(Excerpts from an interface dataset)
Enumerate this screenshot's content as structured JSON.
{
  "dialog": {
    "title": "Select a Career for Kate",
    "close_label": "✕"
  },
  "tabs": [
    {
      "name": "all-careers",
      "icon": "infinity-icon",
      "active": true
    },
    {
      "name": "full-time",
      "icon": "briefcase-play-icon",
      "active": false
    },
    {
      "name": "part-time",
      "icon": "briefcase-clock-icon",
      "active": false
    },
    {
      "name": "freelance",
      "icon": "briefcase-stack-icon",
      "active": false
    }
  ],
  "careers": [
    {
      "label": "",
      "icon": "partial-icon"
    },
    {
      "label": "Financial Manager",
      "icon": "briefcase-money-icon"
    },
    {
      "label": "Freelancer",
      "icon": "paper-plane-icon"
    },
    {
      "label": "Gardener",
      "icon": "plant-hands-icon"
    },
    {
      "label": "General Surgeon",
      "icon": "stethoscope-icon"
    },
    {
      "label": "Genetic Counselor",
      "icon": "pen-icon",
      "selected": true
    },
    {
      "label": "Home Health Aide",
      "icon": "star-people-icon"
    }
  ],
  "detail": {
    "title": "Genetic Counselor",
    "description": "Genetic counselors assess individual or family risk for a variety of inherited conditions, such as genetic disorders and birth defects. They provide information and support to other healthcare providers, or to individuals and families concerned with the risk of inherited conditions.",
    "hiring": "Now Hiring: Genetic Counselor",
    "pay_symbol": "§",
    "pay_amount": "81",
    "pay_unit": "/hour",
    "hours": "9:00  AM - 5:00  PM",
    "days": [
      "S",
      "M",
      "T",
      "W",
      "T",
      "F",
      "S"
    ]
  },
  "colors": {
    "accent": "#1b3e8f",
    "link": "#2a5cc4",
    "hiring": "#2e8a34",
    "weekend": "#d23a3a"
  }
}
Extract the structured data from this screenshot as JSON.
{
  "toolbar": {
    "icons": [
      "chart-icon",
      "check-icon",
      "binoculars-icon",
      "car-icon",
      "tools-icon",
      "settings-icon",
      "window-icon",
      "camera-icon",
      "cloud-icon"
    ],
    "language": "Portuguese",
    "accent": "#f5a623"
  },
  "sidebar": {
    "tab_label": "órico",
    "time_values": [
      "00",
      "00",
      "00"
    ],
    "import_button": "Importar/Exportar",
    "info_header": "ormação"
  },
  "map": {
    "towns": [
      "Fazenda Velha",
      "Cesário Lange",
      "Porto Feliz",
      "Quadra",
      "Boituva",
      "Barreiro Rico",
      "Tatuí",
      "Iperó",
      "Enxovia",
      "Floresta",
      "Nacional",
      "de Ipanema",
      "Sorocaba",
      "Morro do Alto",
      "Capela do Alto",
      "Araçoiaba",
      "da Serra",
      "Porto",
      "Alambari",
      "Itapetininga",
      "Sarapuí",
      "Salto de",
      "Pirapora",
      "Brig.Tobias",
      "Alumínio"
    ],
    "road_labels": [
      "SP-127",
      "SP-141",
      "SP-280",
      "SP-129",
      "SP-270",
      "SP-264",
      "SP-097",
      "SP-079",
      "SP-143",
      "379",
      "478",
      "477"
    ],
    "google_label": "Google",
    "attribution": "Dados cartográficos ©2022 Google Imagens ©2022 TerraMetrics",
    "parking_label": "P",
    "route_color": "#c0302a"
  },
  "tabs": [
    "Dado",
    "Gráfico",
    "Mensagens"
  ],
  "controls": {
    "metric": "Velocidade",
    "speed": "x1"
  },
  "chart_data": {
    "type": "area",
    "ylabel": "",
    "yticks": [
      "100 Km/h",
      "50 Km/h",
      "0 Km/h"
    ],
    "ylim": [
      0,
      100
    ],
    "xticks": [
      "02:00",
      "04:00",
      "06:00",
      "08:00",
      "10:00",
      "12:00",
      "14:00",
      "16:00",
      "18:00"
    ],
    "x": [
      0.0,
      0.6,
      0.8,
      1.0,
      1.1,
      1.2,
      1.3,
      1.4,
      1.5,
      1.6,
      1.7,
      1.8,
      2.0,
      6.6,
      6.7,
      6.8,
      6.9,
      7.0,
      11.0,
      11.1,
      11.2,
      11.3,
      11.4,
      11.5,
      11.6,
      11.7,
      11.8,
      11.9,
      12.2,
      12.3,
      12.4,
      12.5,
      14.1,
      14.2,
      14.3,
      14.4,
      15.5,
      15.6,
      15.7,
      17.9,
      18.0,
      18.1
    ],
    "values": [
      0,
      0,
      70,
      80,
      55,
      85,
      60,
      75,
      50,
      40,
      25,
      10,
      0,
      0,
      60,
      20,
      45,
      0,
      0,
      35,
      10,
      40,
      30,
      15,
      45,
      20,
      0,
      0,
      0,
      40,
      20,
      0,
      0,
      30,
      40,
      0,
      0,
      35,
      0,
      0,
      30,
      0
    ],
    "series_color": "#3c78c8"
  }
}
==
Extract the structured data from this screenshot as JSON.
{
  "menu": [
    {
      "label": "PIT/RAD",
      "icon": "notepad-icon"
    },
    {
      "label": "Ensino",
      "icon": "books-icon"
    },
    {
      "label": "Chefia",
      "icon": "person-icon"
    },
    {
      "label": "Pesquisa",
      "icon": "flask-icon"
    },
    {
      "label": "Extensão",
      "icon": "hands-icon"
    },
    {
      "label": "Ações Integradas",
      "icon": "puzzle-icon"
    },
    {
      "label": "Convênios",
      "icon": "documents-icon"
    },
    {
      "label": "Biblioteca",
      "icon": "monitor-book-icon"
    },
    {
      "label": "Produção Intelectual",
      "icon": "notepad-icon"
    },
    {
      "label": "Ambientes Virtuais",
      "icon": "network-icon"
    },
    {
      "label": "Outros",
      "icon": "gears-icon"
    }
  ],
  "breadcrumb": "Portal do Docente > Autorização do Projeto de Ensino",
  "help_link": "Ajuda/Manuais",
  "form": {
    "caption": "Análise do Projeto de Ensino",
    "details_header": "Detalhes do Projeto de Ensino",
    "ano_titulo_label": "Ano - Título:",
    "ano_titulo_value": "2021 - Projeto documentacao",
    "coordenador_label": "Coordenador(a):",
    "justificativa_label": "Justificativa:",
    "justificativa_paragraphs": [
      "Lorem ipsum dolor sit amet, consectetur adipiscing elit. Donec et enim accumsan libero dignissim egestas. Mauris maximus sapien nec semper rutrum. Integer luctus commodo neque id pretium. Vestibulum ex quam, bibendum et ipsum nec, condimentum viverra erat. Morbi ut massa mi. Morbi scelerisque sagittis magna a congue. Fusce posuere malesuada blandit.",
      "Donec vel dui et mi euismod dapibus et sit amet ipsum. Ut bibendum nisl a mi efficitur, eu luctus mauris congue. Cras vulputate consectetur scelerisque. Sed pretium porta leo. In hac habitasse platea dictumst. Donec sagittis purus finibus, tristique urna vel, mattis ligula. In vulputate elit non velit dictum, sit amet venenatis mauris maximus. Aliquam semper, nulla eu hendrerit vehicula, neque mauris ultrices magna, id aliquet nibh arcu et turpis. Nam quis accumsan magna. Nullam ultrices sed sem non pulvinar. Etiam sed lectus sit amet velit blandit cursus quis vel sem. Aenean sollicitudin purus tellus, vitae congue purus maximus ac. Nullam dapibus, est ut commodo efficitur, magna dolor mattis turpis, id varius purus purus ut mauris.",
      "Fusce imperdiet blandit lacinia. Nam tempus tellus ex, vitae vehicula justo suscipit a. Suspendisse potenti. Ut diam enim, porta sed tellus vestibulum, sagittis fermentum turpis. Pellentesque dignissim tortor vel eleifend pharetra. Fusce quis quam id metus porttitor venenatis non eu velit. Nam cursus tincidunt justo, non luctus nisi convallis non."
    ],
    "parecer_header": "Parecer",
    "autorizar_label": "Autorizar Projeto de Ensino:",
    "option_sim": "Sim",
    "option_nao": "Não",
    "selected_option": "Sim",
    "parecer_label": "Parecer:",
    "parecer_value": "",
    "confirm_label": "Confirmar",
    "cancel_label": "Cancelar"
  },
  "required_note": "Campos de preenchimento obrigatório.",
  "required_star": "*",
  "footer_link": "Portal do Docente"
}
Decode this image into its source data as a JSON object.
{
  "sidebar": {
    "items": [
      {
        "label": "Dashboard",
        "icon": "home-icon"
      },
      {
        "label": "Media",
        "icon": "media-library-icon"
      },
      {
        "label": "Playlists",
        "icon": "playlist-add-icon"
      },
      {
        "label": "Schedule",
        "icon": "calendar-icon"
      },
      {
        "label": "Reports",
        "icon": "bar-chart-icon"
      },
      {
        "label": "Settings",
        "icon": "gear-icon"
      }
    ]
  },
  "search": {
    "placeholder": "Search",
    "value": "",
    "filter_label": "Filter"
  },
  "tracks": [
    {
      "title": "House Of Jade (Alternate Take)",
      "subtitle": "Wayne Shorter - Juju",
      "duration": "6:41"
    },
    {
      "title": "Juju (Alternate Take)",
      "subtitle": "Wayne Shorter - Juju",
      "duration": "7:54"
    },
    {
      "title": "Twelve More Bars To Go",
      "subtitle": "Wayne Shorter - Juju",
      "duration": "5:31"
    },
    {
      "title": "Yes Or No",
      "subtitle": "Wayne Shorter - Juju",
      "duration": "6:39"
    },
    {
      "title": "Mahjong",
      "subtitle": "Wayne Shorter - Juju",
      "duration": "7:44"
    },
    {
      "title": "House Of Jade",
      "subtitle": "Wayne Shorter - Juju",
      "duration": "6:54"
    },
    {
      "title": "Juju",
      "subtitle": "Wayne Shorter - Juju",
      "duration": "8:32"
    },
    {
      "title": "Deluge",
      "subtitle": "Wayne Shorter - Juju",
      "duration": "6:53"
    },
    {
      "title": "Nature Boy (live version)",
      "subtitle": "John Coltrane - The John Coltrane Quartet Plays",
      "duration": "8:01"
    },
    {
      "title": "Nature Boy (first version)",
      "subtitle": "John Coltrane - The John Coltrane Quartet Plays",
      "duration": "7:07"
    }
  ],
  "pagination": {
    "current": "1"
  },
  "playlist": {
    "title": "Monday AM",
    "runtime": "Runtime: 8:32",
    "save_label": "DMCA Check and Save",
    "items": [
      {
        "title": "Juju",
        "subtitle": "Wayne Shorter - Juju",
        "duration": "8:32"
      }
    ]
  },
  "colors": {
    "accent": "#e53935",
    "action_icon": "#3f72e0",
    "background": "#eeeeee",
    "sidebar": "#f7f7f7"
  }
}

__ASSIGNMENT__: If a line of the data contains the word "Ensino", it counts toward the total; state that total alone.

__THE COMPLETED TASK__: 5